WHAT IS EXPECTED: Word for word, copy out the data below, omitting pictures.

Excerpts from a dataset
....

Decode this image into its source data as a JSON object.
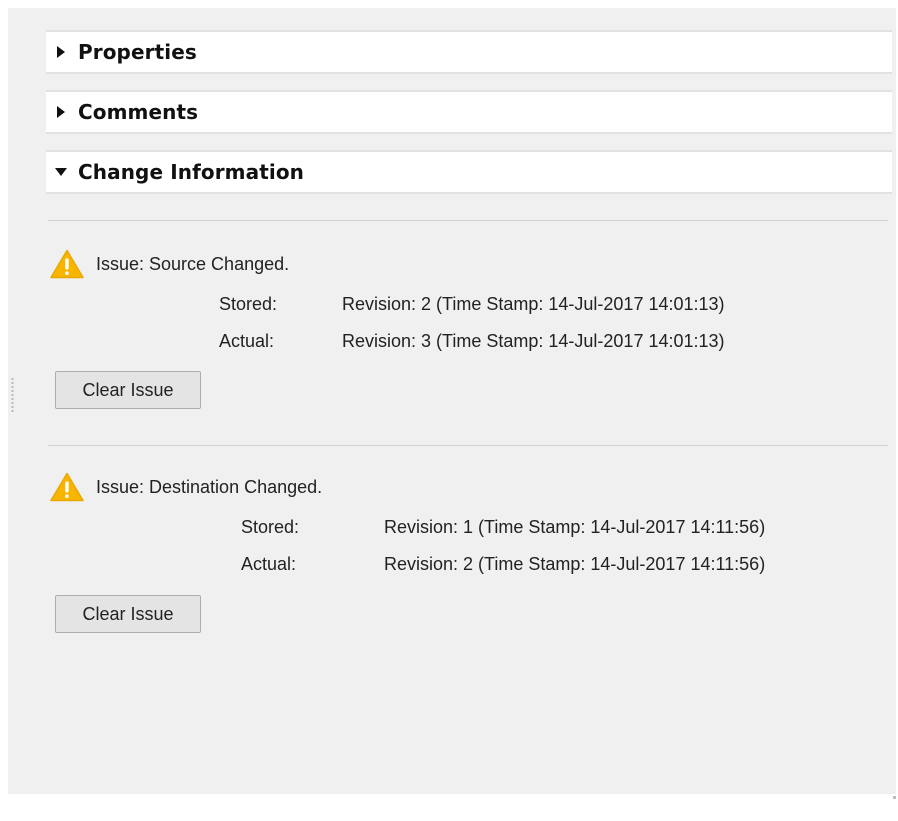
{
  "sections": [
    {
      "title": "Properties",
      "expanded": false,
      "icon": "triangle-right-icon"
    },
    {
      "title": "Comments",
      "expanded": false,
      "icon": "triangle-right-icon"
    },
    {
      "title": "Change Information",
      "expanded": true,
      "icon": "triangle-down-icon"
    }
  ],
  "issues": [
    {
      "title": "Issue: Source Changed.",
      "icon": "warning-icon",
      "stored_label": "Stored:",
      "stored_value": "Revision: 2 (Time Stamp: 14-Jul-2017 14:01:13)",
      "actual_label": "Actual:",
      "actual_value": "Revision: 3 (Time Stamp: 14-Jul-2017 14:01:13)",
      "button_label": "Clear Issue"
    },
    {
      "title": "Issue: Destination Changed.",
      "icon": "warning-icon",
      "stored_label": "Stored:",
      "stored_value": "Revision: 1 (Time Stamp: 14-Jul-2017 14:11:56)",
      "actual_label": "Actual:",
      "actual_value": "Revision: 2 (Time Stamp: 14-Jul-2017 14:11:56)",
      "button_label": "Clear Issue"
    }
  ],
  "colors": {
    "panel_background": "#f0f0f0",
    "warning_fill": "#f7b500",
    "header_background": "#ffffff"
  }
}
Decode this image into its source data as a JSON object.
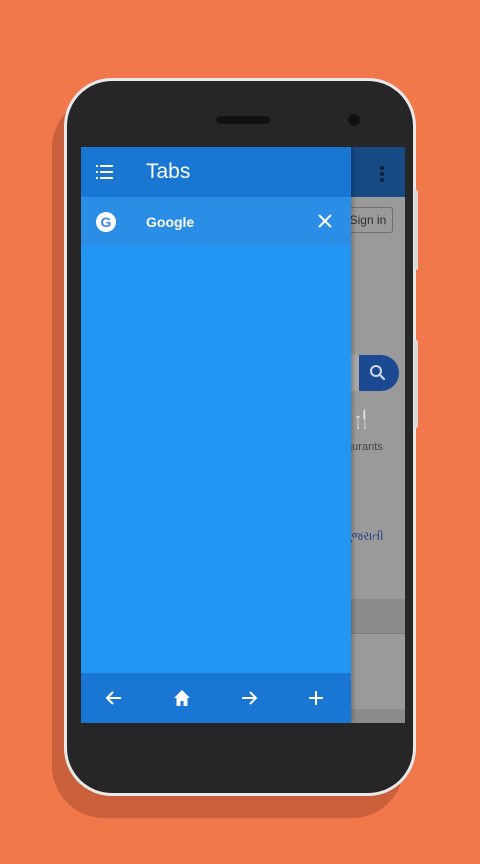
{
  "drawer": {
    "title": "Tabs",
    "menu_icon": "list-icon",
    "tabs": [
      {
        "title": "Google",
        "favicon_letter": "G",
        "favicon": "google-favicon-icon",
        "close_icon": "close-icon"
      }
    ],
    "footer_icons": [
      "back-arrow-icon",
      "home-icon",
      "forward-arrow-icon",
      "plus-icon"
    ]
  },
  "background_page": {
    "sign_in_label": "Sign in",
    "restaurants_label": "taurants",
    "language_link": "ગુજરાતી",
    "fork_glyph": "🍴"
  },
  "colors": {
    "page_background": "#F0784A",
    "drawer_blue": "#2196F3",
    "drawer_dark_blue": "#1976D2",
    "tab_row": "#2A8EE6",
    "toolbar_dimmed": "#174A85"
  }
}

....

FINISHED EXERCISE:
Decode this image into its source data as a JSON object.
{
  "sections": [
    {
      "title": "Properties",
      "expanded": false,
      "icon": "triangle-right-icon"
    },
    {
      "title": "Comments",
      "expanded": false,
      "icon": "triangle-right-icon"
    },
    {
      "title": "Change Information",
      "expanded": true,
      "icon": "triangle-down-icon"
    }
  ],
  "issues": [
    {
      "title": "Issue: Source Changed.",
      "icon": "warning-icon",
      "stored_label": "Stored:",
      "stored_value": "Revision: 2 (Time Stamp: 14-Jul-2017 14:01:13)",
      "actual_label": "Actual:",
      "actual_value": "Revision: 3 (Time Stamp: 14-Jul-2017 14:01:13)",
      "button_label": "Clear Issue"
    },
    {
      "title": "Issue: Destination Changed.",
      "icon": "warning-icon",
      "stored_label": "Stored:",
      "stored_value": "Revision: 1 (Time Stamp: 14-Jul-2017 14:11:56)",
      "actual_label": "Actual:",
      "actual_value": "Revision: 2 (Time Stamp: 14-Jul-2017 14:11:56)",
      "button_label": "Clear Issue"
    }
  ],
  "colors": {
    "panel_background": "#f0f0f0",
    "warning_fill": "#f7b500",
    "header_background": "#ffffff"
  }
}
Decode this image into its source data as a JSON object.
{
  "drawer": {
    "title": "Tabs",
    "menu_icon": "list-icon",
    "tabs": [
      {
        "title": "Google",
        "favicon_letter": "G",
        "favicon": "google-favicon-icon",
        "close_icon": "close-icon"
      }
    ],
    "footer_icons": [
      "back-arrow-icon",
      "home-icon",
      "forward-arrow-icon",
      "plus-icon"
    ]
  },
  "background_page": {
    "sign_in_label": "Sign in",
    "restaurants_label": "taurants",
    "language_link": "ગુજરાતી",
    "fork_glyph": "🍴"
  },
  "colors": {
    "page_background": "#F0784A",
    "drawer_blue": "#2196F3",
    "drawer_dark_blue": "#1976D2",
    "tab_row": "#2A8EE6",
    "toolbar_dimmed": "#174A85"
  }
}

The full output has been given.